How vagabond plants gatecrashed civilisation and changed the way we think about nature
“Ever since the first human settlements, 10,000 years ago, weeds have dogged our footsteps. They are there as the punishment of ‘thorns and thistles’ in Genesis, and two millennia later, as a symbol of sacrifice and regeneration in the poppies of Flanders Field. They are civilisation’s familiars, invading farmland and building site, war-zones and flower beds across the globe. Yet, living so intimately with us, they have been a blessing, too. Weeds were the first crops, the first medicines.
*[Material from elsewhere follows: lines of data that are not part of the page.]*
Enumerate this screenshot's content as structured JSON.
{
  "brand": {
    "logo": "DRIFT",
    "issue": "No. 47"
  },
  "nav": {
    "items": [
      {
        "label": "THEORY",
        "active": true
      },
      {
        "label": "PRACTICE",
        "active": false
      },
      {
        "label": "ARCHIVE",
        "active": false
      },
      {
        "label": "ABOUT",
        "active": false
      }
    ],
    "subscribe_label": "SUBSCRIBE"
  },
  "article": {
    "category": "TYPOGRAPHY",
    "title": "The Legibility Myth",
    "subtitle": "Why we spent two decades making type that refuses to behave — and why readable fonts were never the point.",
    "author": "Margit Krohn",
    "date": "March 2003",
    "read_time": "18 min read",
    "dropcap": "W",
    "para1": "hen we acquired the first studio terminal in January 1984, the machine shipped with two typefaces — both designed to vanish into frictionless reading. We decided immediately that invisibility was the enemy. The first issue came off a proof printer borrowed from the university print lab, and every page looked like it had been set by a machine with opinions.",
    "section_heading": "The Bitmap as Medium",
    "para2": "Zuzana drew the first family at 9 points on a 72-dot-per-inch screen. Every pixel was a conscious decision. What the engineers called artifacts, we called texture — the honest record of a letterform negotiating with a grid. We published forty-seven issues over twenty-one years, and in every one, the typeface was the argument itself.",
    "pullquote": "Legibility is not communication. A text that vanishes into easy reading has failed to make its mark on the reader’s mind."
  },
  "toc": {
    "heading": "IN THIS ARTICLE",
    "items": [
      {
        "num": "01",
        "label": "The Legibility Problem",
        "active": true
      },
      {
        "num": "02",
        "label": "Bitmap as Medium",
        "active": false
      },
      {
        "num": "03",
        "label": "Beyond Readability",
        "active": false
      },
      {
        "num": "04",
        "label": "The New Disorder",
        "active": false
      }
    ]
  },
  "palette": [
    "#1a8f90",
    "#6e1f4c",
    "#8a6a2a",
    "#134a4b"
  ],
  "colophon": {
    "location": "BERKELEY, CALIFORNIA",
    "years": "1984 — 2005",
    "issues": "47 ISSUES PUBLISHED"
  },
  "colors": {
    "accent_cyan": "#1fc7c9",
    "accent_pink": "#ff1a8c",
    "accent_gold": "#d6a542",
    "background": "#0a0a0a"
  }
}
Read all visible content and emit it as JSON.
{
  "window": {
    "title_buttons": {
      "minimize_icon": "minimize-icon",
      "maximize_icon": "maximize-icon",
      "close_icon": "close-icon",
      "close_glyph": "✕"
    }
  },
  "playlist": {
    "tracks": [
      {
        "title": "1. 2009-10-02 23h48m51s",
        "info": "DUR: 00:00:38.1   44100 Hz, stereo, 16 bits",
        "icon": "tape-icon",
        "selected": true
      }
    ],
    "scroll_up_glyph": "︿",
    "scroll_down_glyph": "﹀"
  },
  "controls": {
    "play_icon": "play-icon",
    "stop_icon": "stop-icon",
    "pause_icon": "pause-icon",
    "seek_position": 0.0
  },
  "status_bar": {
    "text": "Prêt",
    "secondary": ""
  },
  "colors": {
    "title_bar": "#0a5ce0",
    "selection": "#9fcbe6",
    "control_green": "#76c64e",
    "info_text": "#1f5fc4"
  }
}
In this first ever cultural history of weeds, weaving together the insights of botanists, gardeners, artists and poets with his own life-long fascination, Richard Mabey explores the paradoxes of these indomitable, opportunist plants: that they thrive best where we want them least.. One person’s weed is another’s wild beauty.”